  • Pica –This psychiatric disorder involves eating items that are not considered food, or have no nutritional value. This might mean eating things like chalk, dirt, ashes, pebbles, or metals. It’s not uncommon for pregnant people or people who are starving to get cravings for non-foods. However, in children, it can be an indication of schizophrenia or OCD. Some of the health effects pica can have include:
    • Parasitic infection
    • Intestinal blockages
    • Bloody stool
    • Choking
  • Orthorexia nervosa–Unlike many eating disorders, orthorexia is not related to body image distortions or a fear of gaining weight. Instead, the individual cuts out certain foods or food groups because they are “unhealthy.” An obsession with healthy eating defines orthorexia; while eating well is encouraged, this disorder can negatively affect a person’s wellbeing and cause extreme weight loss. A person with orthorexia might experience:
    • Distress when exposed to “fear foods”
    • Weight loss and malnutrition
    • Disruption of relationships and work/school
    • Blood and organ diseases like anemia
  • Avoidant/Restrictive Food Intake Disorder (ARFID) – Similar to orthorexia, ARFID’s causes usually don’t include weight insecurity or body image distortions. Instead, the pathological fear of certain foods being dangerous or lethal is the primary cause. People may begin to show ARFID symptoms after choking, for example. They then avoid the food they choked on afterward. Food poisoning or fear or “impure” foods. Symptoms of ARFID include:
    • Weight loss and malnutrition
    • Distress when forced to be around “fear foods”
    • Social and relationship difficulties
  • Atypical anorexia nervosa –One of the criteria for a diagnosis of anorexia nervosa is that the individual becomes severely underweight. However, a person can restrict food intake without this result. In some cases, the person was overweight before restricting. In others, their natural body weight and metabolism prevent it. In either case, weight loss does occur and malnutrition can set in. Atypical anorexia nervosa is very dangerous and can require extensive medical and psychiatric care.

Making a Diagnosis of an Eating Disorder and Getting Treatment

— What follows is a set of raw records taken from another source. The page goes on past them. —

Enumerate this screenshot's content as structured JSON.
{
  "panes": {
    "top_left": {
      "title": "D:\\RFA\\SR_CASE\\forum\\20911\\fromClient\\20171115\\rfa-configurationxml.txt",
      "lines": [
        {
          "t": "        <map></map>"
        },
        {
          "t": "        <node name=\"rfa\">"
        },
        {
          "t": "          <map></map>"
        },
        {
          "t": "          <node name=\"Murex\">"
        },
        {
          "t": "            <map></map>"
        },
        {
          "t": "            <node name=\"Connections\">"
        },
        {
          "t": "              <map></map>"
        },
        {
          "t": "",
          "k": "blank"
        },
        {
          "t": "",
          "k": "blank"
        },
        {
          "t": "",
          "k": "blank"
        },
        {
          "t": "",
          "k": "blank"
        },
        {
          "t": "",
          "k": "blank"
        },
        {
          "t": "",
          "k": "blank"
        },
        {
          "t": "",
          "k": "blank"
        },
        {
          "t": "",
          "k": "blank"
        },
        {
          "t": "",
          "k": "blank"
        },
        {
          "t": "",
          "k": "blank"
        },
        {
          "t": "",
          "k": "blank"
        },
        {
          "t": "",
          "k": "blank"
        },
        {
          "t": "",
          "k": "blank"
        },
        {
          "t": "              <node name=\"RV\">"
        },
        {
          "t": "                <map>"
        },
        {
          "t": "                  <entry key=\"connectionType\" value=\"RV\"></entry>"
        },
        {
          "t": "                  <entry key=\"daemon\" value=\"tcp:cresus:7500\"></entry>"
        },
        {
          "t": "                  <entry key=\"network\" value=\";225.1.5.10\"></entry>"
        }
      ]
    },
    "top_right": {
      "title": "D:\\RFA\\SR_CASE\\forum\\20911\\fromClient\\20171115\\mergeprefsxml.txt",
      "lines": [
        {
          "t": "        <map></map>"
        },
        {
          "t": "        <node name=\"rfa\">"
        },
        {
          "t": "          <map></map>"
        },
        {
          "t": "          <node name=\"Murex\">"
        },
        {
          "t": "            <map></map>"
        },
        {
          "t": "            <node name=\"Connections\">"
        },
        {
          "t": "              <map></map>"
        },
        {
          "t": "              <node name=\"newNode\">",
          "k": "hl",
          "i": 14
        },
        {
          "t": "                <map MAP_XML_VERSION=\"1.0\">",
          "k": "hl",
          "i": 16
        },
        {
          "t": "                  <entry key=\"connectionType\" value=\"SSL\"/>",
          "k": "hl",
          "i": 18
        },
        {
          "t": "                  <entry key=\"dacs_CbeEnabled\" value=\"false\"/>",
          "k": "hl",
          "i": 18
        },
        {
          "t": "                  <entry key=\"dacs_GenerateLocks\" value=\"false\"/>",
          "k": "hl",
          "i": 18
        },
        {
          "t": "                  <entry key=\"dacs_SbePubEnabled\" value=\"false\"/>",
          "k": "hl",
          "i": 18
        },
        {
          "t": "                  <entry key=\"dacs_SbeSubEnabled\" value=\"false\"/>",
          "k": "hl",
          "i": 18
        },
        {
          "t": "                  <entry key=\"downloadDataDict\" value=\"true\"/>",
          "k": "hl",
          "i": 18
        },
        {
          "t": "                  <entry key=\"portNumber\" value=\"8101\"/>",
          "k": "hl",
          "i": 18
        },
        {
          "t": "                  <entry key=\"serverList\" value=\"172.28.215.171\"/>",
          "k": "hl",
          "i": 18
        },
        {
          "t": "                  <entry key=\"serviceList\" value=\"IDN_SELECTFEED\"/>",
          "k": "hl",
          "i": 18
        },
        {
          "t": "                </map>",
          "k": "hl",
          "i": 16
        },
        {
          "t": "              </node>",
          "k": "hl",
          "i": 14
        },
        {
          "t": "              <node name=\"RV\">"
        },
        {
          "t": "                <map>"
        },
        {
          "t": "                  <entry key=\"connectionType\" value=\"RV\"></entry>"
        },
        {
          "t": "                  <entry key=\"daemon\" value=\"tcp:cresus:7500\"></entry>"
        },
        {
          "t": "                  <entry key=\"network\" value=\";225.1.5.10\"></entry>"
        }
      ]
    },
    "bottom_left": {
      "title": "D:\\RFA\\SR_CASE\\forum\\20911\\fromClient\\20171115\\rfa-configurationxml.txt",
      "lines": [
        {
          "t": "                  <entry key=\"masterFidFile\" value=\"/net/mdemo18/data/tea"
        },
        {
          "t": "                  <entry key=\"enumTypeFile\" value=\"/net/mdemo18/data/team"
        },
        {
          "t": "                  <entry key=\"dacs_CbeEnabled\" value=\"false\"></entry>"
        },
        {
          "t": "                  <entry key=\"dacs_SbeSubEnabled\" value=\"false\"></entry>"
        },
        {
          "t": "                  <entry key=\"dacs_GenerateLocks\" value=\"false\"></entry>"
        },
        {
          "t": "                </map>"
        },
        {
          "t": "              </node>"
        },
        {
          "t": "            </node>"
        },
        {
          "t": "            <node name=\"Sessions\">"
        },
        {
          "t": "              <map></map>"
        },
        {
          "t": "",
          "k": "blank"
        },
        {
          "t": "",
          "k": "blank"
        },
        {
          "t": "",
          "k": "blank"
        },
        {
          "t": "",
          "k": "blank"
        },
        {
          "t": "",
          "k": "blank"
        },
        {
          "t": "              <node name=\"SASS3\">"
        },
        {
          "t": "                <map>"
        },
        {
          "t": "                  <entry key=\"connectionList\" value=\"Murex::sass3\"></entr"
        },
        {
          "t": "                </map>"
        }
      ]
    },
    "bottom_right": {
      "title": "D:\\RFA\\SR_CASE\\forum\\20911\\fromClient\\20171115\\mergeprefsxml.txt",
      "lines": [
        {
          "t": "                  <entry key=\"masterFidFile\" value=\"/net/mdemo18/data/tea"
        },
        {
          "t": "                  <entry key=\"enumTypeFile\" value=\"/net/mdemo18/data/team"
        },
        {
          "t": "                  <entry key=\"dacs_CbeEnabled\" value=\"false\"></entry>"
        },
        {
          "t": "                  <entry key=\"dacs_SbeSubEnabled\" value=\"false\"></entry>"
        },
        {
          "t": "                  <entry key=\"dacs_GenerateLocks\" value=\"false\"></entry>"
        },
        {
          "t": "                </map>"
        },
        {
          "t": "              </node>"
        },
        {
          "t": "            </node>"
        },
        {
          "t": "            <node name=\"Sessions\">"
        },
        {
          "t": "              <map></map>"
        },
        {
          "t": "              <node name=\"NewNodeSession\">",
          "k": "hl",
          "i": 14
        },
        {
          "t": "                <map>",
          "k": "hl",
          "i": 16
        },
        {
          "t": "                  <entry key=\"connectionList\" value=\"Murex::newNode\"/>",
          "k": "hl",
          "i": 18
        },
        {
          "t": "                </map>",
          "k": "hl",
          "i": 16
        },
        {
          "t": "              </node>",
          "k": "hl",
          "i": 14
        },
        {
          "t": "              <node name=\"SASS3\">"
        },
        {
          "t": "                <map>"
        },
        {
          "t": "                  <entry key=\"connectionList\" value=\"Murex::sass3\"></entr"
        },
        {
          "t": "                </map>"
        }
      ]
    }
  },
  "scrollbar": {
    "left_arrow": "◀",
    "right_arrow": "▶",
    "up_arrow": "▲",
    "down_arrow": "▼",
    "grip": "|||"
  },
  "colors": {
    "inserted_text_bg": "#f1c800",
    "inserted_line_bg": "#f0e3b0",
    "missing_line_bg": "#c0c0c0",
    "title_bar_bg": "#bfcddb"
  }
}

People that are concerned that a loved one is showing signs of an eating disorder like anorexia nervosa or bulimia nervosa can’t make the call themselves – only medical and psychiatric professionals can make a true diagnosis. But If you see the signs and symptoms listed above, it’s worthwhile to contact a professional eating disorder treatment center sooner rather than later. It can make the difference in saving your loved one’s life.


Melissa Spann, PhD, LMHC, CEDS-S

Melissa Orshan Spann, PhD, LMHC, RTY 200, is Chief Clinical Officer at Monte Nido & Affiliates, overseeing the clinical operations and programming for over 50 programs across the U.S. Dr. Spann is a Certified Eating Disorder Specialist and clinical supervisor as well as an accomplished presenter and passionate clinician who has spent her career working in the eating disorder field in higher levels of care. She is a member of the Academy for Eating Disorders and the International Association of Eating Disorder Professionals where she serves on the national certification committee, supervision faculty, and is on the board of her local chapter. She received her doctoral degree from Drexel University, master’s degree from the University of Miami, and bachelor’s degree from the University of Florida.